2. Tell us about your time in Tonga

 I was a PCV in Tonga, Group 60 from 2001-2003. I taught Industrial Arts (Indus) at Tupou High School-Tapuni Siliva campus in the village of Mu'a on Tongatapu. Peace Corps didn't seem to know what to do with architects so I ended up teaching Indus and doing miscellaneous building projects on the campus with the students and other teachers and volunteers. When I arrived at my school the principal showed me my house. It was in pieces under a big mango tree and it was to be assembled on the campus, moved there from some other location! Although I had been to architecture school I didn't actually have experience in real life building. Luckily there was another experienced PCV who, along with the other Tupou High Indus teacher, brought their students to learn construction with my students as they built my house. I learned a lot too! And to this day I'm passionate about sustainable design and material reuse so who knows, maybe this interest began right there. 

During my first year of teaching girls didn't take Indus and boys didn't take Home Economics, they weren't permitted to, so it was a bit strange to have a woman teaching! At the beginning of the second year three girls came to me and asked if they could take the class. I talked to the principal and he allowed it, but only if the girls came to the workshop after school, not during normal teaching hours. By the end of my second year I was part of a curriculum development team in Nuku'alofa that was rewriting curriculum that included all students taking both Indus and Home Ec. So it was a period of change.  

I served again as a Peace Corps Response volunteer for six months in Thailand after the Asian tsunami. There I worked more clearly as an architect, designing new houses with Habitat for Humanity, as well as building furniture for people in the displaced persons camp with two other PCV volunteers. 

A favorite Tonga memory I have is of hosting art night at my house. A Tonga RPCV donated boxes and boxes of art supplies that showed up one day at the PC office for distribution to any PCV that wanted them. (Actually I think the story was that her mom was retiring. And for her retirement party request she asked that art supplies be collected and sent to Tonga). I took stuff back to my village and on Wednesday nights invited anyone who wanted to come to spread out on my floor and use the supplies. I remember being encouraged by the school to use that time to teach english but I also felt it was useful for the students to feel free to express themselves with art during those hours. And it was fun! Other favorite memories would be a week long excursion to Tofua, completely unforgettable, and those rare moments when the walls of being a palangi softened and I was invited to the kitchen to prepare food or be in the last group to eat at a feast. 

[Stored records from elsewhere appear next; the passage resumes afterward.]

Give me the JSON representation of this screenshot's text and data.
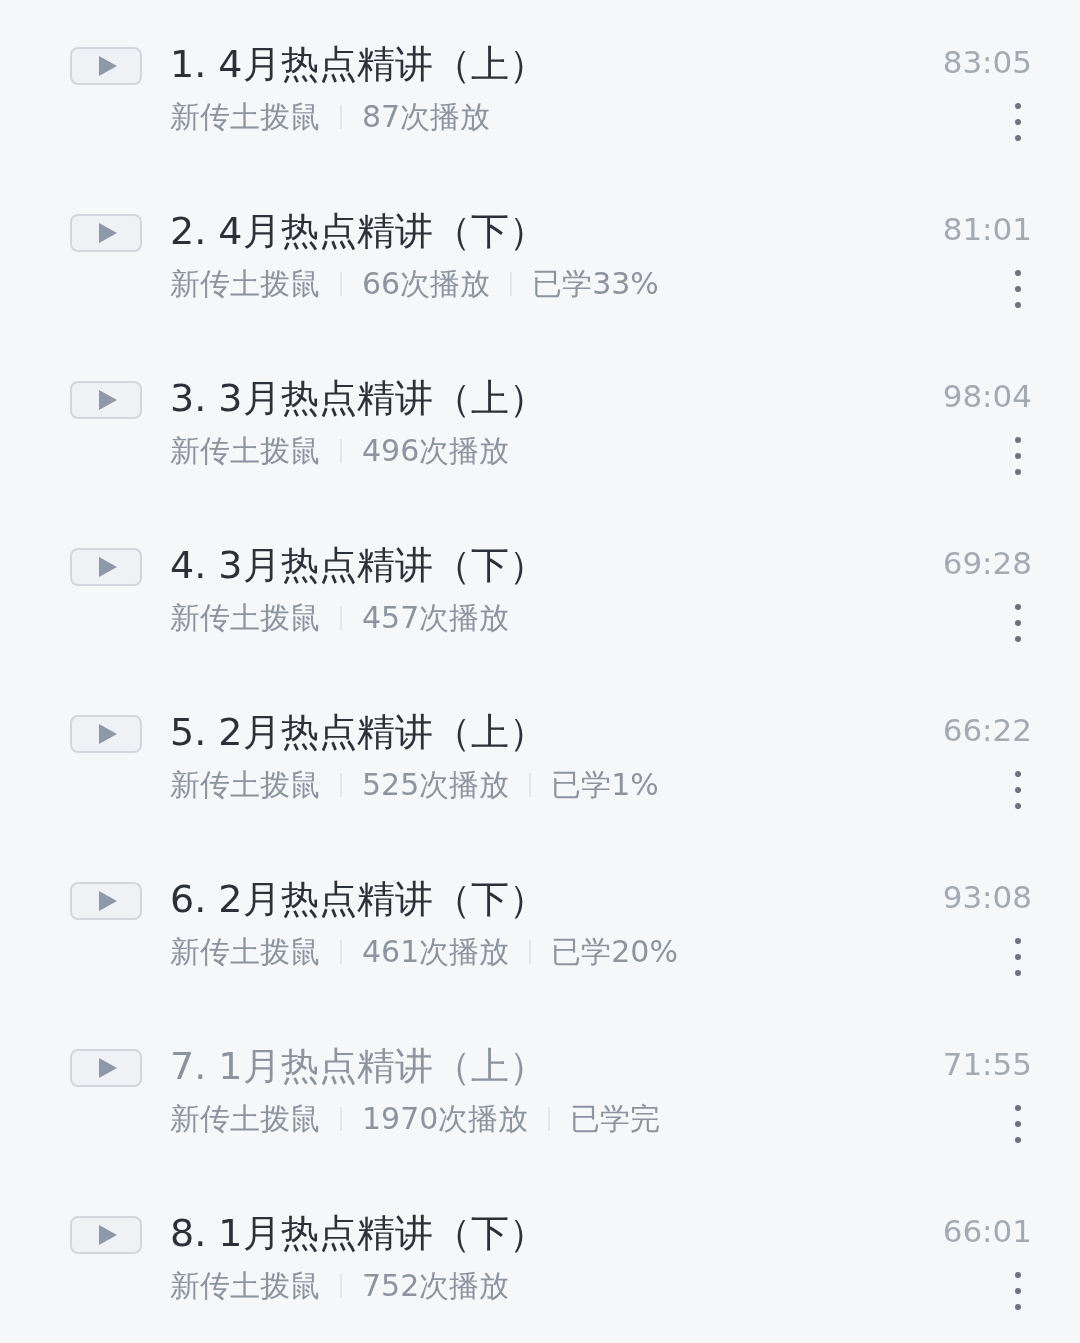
{
  "lessons": [
    {
      "title": "1. 4月热点精讲（上）",
      "author": "新传土拨鼠",
      "plays": "87次播放",
      "duration": "83:05",
      "finished": false
    },
    {
      "title": "2. 4月热点精讲（下）",
      "author": "新传土拨鼠",
      "plays": "66次播放",
      "progress": "已学33%",
      "duration": "81:01",
      "finished": false
    },
    {
      "title": "3. 3月热点精讲（上）",
      "author": "新传土拨鼠",
      "plays": "496次播放",
      "duration": "98:04",
      "finished": false
    },
    {
      "title": "4. 3月热点精讲（下）",
      "author": "新传土拨鼠",
      "plays": "457次播放",
      "duration": "69:28",
      "finished": false
    },
    {
      "title": "5. 2月热点精讲（上）",
      "author": "新传土拨鼠",
      "plays": "525次播放",
      "progress": "已学1%",
      "duration": "66:22",
      "finished": false
    },
    {
      "title": "6. 2月热点精讲（下）",
      "author": "新传土拨鼠",
      "plays": "461次播放",
      "progress": "已学20%",
      "duration": "93:08",
      "finished": false
    },
    {
      "title": "7. 1月热点精讲（上）",
      "author": "新传土拨鼠",
      "plays": "1970次播放",
      "progress": "已学完",
      "duration": "71:55",
      "finished": true
    },
    {
      "title": "8. 1月热点精讲（下）",
      "author": "新传土拨鼠",
      "plays": "752次播放",
      "duration": "66:01",
      "finished": false
    }
  ]
}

3. What is something you would share to those travelling to Tonga for the first time?

To go with the flow of the slow island rhythm. There is a joy to letting a day unfold as it will and not getting too stressed about time. As one of the coordinators said to us during training: "It's an island. Where are you gonna go?"

4. What made you choose to support Friends of Tonga?

After the volcanic explosion and subsequent tsunami I was looking for a way to support Tonga. I didn't know FoT existed but I'm so happy they do! Thank you for all your work!